Here are the five best bowl games to watch this season:
5) Las Vegas Bowl: Boise State vs. Oregon, Dec. 16, 2:30 p.m.: It certainly isn’t the most prestigious matchup this year, but fireworks are possible anytime Boise State faces a major conference team in a bowl game. The Broncos were put on the map in the 2007 Fiesta Bowl when they ran two trick plays — a “hook and ladder” and the “Statue of Liberty” — to stun Oklahoma in overtime.
Boise State has become the most famous mid-major program the last 15 years thanks to two things: trick plays and winning, and next Saturday’s meeting with Oregon is a good kickoff to bowl season.
4) Frisco Bowl: SMU vs. Louisiana Tech, Dec. 20, 7 p.m.: Nobody turns on a random bowl game for defense, which is a good thing for the first-ever Frisco Bowl because neither of these teams pretend to be good at it.
SMU is eighth in the country with 40.2 points per game, and Louisiana Tech isn’t far behind at 28.8.
The game will also be played in a soccer stadium, so there’s nothing not to like here.
3) Cotton Bowl: Ohio State vs. USC, Dec. 29, 7:30 p.m.: The Trojans and Buckeyes meet in Dallas in a game that could have very well been a playoff game.
Both teams had similar resumes to Alabama and were worthy of being selected, so it will be interesting to see how the players respond to being left out.
USC quarterback Sam Darnold (3,787 yards, 26 touchdowns) could be the No. 1 pick in next spring’s NFL draft, and Ohio State quarterback J.T. Barrett (35 total touchdowns) is one of the better college quarterbacks we’ve seen this decade.
Darnold will be have to be great to keep USC close, because Ohio State’s offense is great.
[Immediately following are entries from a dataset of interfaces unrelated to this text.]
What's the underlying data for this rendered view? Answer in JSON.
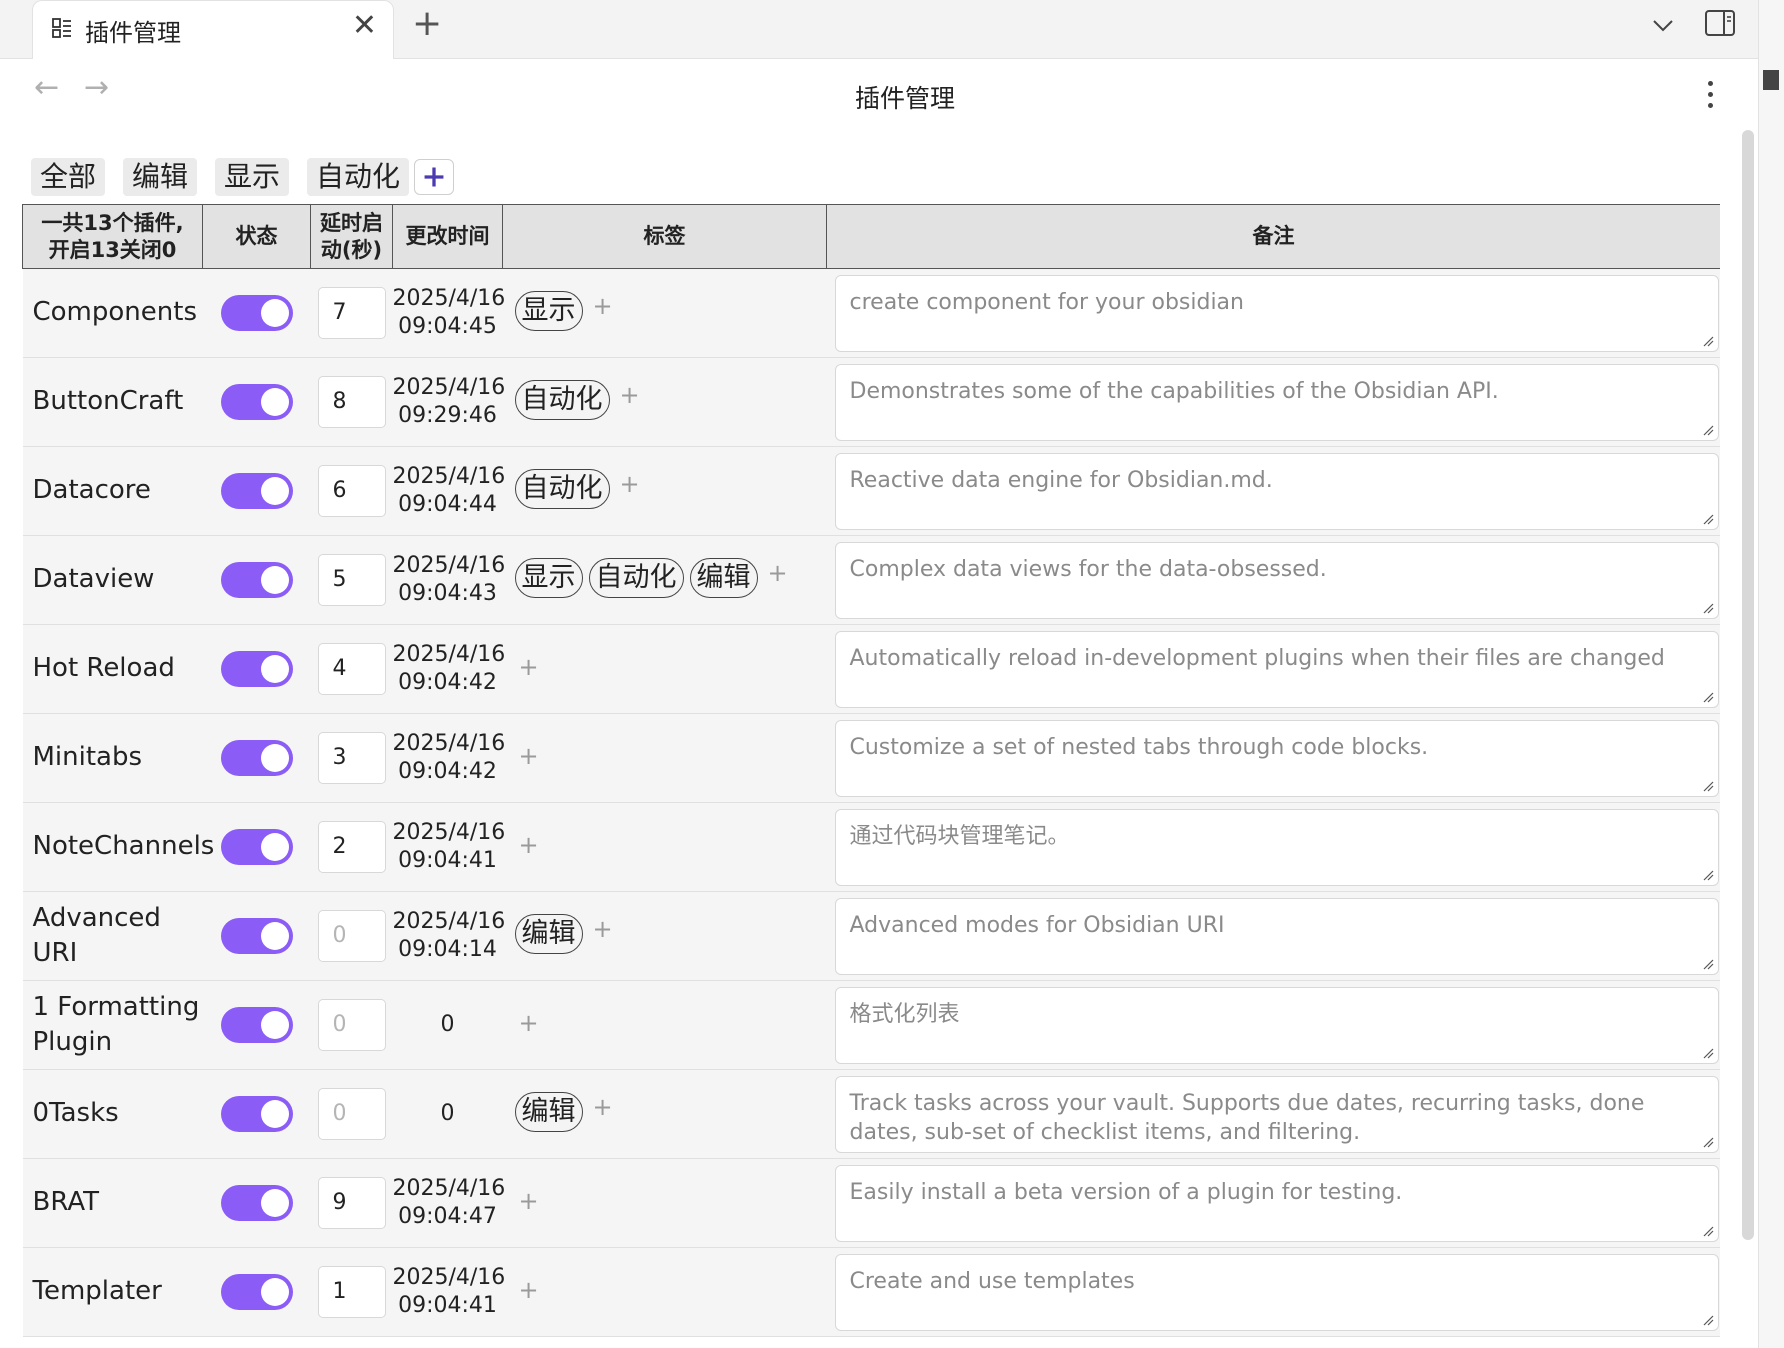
{
  "tab": {
    "title": "插件管理",
    "close_label": "✕",
    "new_tab_label": "+"
  },
  "nav": {
    "back_label": "←",
    "forward_label": "→",
    "page_title": "插件管理"
  },
  "filters": [
    "全部",
    "编辑",
    "显示",
    "自动化"
  ],
  "table": {
    "headers": {
      "name_line1": "一共13个插件,",
      "name_line2": "开启13关闭0",
      "state": "状态",
      "delay_line1": "延时启",
      "delay_line2": "动(秒)",
      "time": "更改时间",
      "tags": "标签",
      "note": "备注"
    },
    "rows": [
      {
        "name": "Components",
        "enabled": true,
        "delay": "7",
        "date": "2025/4/16",
        "time": "09:04:45",
        "tags": [
          "显示"
        ],
        "note": "create component for your obsidian"
      },
      {
        "name": "ButtonCraft",
        "enabled": true,
        "delay": "8",
        "date": "2025/4/16",
        "time": "09:29:46",
        "tags": [
          "自动化"
        ],
        "note": "Demonstrates some of the capabilities of the Obsidian API."
      },
      {
        "name": "Datacore",
        "enabled": true,
        "delay": "6",
        "date": "2025/4/16",
        "time": "09:04:44",
        "tags": [
          "自动化"
        ],
        "note": "Reactive data engine for Obsidian.md."
      },
      {
        "name": "Dataview",
        "enabled": true,
        "delay": "5",
        "date": "2025/4/16",
        "time": "09:04:43",
        "tags": [
          "显示",
          "自动化",
          "编辑"
        ],
        "note": "Complex data views for the data-obsessed."
      },
      {
        "name": "Hot Reload",
        "enabled": true,
        "delay": "4",
        "date": "2025/4/16",
        "time": "09:04:42",
        "tags": [],
        "note": "Automatically reload in-development plugins when their files are changed"
      },
      {
        "name": "Minitabs",
        "enabled": true,
        "delay": "3",
        "date": "2025/4/16",
        "time": "09:04:42",
        "tags": [],
        "note": "Customize a set of nested tabs through code blocks."
      },
      {
        "name": "NoteChannels",
        "enabled": true,
        "delay": "2",
        "date": "2025/4/16",
        "time": "09:04:41",
        "tags": [],
        "note": "通过代码块管理笔记。"
      },
      {
        "name": "Advanced URI",
        "enabled": true,
        "delay": "0",
        "date": "2025/4/16",
        "time": "09:04:14",
        "tags": [
          "编辑"
        ],
        "note": "Advanced modes for Obsidian URI"
      },
      {
        "name": "1 Formatting Plugin",
        "enabled": true,
        "delay": "0",
        "date": "0",
        "time": "",
        "tags": [],
        "note": "格式化列表"
      },
      {
        "name": "0Tasks",
        "enabled": true,
        "delay": "0",
        "date": "0",
        "time": "",
        "tags": [
          "编辑"
        ],
        "note": "Track tasks across your vault. Supports due dates, recurring tasks, done dates, sub-set of checklist items, and filtering."
      },
      {
        "name": "BRAT",
        "enabled": true,
        "delay": "9",
        "date": "2025/4/16",
        "time": "09:04:47",
        "tags": [],
        "note": "Easily install a beta version of a plugin for testing."
      },
      {
        "name": "Templater",
        "enabled": true,
        "delay": "1",
        "date": "2025/4/16",
        "time": "09:04:41",
        "tags": [],
        "note": "Create and use templates"
      }
    ]
  },
  "colors": {
    "toggle_on": "#8b5cf6",
    "header_bg": "#e2e2e2",
    "row_bg": "#f5f5f5"
  }
}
USC’s defense, on the other hand, is not.
At the very least, we should see two great quarterbacks go back-and-forth for three hours.
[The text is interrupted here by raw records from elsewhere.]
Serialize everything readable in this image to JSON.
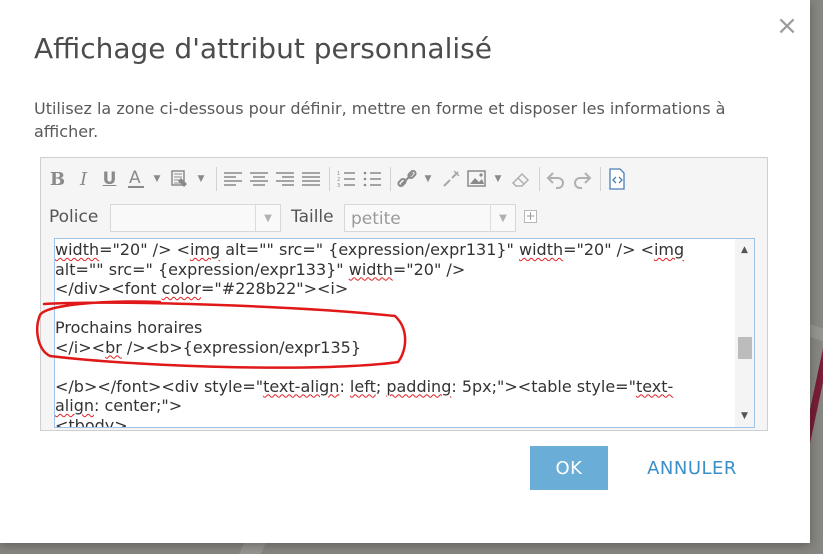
{
  "dialog": {
    "title": "Affichage d'attribut personnalisé",
    "description": "Utilisez la zone ci-dessous pour définir, mettre en forme et disposer les informations à afficher.",
    "close_glyph": "×"
  },
  "toolbar": {
    "bold": "B",
    "italic": "I",
    "underline": "U",
    "font_color": "A"
  },
  "font": {
    "font_label": "Police",
    "font_value": "",
    "size_label": "Taille",
    "size_value": "petite"
  },
  "code": {
    "line1": {
      "a": "width",
      "b": "=\"20\" /> <",
      "c": "img",
      "d": " alt=\"\" src=\" {expression/expr131}\" ",
      "e": "width",
      "f": "=\"20\" />  <",
      "g": "img"
    },
    "line2": {
      "a": "alt=\"\" src=\" {expression/expr133}\" ",
      "b": "width",
      "c": "=\"20\" />"
    },
    "line3": {
      "a": "</div><font ",
      "b": "color",
      "c": "=\"#228b22\"><i>"
    },
    "line5": "Prochains horaires",
    "line6": {
      "a": "</i><",
      "b": "br",
      "c": " /><b>{expression/expr135}"
    },
    "line8": {
      "a": "</b></font><div style=\"",
      "b": "text-align",
      "c": ": ",
      "d": "left",
      "e": "; ",
      "f": "padding",
      "g": ": 5px;\"><table style=\"",
      "h": "text-"
    },
    "line9": {
      "a": "align",
      "b": ": center;\">"
    },
    "line10": "<tbody>"
  },
  "buttons": {
    "ok": "OK",
    "cancel": "ANNULER"
  },
  "colors": {
    "ok_bg": "#6aaed8",
    "cancel_text": "#3a8fc8",
    "annotation": "#e01818"
  }
}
2) Peach Bowl: Auburn vs. Central Florida, Jan. 1, 11:30 a.m.: Central Florida earned a New Year’s Day bowl by going 12-0 in the American Athletic Conference.
During Saturday’s finale against Memphis, news leaked that Head Coach Scott Frost was bolting for Nebraska.
Tuesday, the Knights hired Mizzou Offensive Coordinator Josh Heupel to replace Frost, but Frost plans to coach UCF against Auburn.
The Knights were an offensive juggernaut this season, finishing the regular season fifth in the country in total offense with 540 yards per game.
Auburn isn’t too bad either.
The Tigers — led by offensive wizard Gus Malzahn — averaged 34.4 points in the SEC.
1) Sugar Bowl: Clemson vs. Alabama, Jan. 1, 7:45 p.m.: The second playoff semifinal is being dubbed “Clemson/Alabama III.”
The teams have met in the previous two national title games, with Alabama winning the first and Clemson taking last year’s rematch.
Despite being the No. 4 seed and the last team chosen by the playoff committee, Alabama is actually a small favorite in this one.
Clemson was given no favors by the committee for earning the No. 1 seed, and the third meeting in this series should be as good as the first two.
Whatever happens, the winner should be a clear favorite in the national championship Jan. 8..